__Exercise requirements__: Exact copies of all the lines below are required.

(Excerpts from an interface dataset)
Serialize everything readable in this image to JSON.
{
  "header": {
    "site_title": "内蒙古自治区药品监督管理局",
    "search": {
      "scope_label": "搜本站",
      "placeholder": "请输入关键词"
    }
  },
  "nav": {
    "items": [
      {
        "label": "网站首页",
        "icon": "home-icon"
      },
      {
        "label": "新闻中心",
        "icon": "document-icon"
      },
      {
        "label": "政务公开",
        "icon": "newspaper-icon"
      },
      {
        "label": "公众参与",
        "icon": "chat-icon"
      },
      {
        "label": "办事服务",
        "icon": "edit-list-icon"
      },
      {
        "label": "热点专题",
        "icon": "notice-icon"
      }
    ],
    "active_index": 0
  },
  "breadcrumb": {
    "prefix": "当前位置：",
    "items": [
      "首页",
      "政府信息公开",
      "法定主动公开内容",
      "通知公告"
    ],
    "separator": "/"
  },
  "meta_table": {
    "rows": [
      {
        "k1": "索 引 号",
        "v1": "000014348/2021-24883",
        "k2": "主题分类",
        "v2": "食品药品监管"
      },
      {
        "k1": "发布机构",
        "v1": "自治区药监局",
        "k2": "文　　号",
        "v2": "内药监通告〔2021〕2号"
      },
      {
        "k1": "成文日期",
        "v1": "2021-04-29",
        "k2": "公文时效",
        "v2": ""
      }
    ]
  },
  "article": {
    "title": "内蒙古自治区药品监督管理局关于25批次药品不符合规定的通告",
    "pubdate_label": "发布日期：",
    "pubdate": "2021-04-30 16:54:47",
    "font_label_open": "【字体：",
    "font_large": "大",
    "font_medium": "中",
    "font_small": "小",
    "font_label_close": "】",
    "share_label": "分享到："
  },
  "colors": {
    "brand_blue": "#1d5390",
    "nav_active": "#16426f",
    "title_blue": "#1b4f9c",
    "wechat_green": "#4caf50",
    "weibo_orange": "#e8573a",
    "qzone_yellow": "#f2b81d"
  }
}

__Task response__:
Serialize everything readable in this image to JSON.
{
  "header": {
    "site_title": "内蒙古自治区药品监督管理局",
    "search": {
      "scope_label": "搜本站",
      "placeholder": "请输入关键词"
    }
  },
  "nav": {
    "items": [
      {
        "label": "网站首页",
        "icon": "home-icon"
      },
      {
        "label": "新闻中心",
        "icon": "document-icon"
      },
      {
        "label": "政务公开",
        "icon": "newspaper-icon"
      },
      {
        "label": "公众参与",
        "icon": "chat-icon"
      },
      {
        "label": "办事服务",
        "icon": "edit-list-icon"
      },
      {
        "label": "热点专题",
        "icon": "notice-icon"
      }
    ],
    "active_index": 0
  },
  "breadcrumb": {
    "prefix": "当前位置：",
    "items": [
      "首页",
      "政府信息公开",
      "法定主动公开内容",
      "通知公告"
    ],
    "separator": "/"
  },
  "meta_table": {
    "rows": [
      {
        "k1": "索 引 号",
        "v1": "000014348/2021-24883",
        "k2": "主题分类",
        "v2": "食品药品监管"
      },
      {
        "k1": "发布机构",
        "v1": "自治区药监局",
        "k2": "文　　号",
        "v2": "内药监通告〔2021〕2号"
      },
      {
        "k1": "成文日期",
        "v1": "2021-04-29",
        "k2": "公文时效",
        "v2": ""
      }
    ]
  },
  "article": {
    "title": "内蒙古自治区药品监督管理局关于25批次药品不符合规定的通告",
    "pubdate_label": "发布日期：",
    "pubdate": "2021-04-30 16:54:47",
    "font_label_open": "【字体：",
    "font_large": "大",
    "font_medium": "中",
    "font_small": "小",
    "font_label_close": "】",
    "share_label": "分享到："
  },
  "colors": {
    "brand_blue": "#1d5390",
    "nav_active": "#16426f",
    "title_blue": "#1b4f9c",
    "wechat_green": "#4caf50",
    "weibo_orange": "#e8573a",
    "qzone_yellow": "#f2b81d"
  }
}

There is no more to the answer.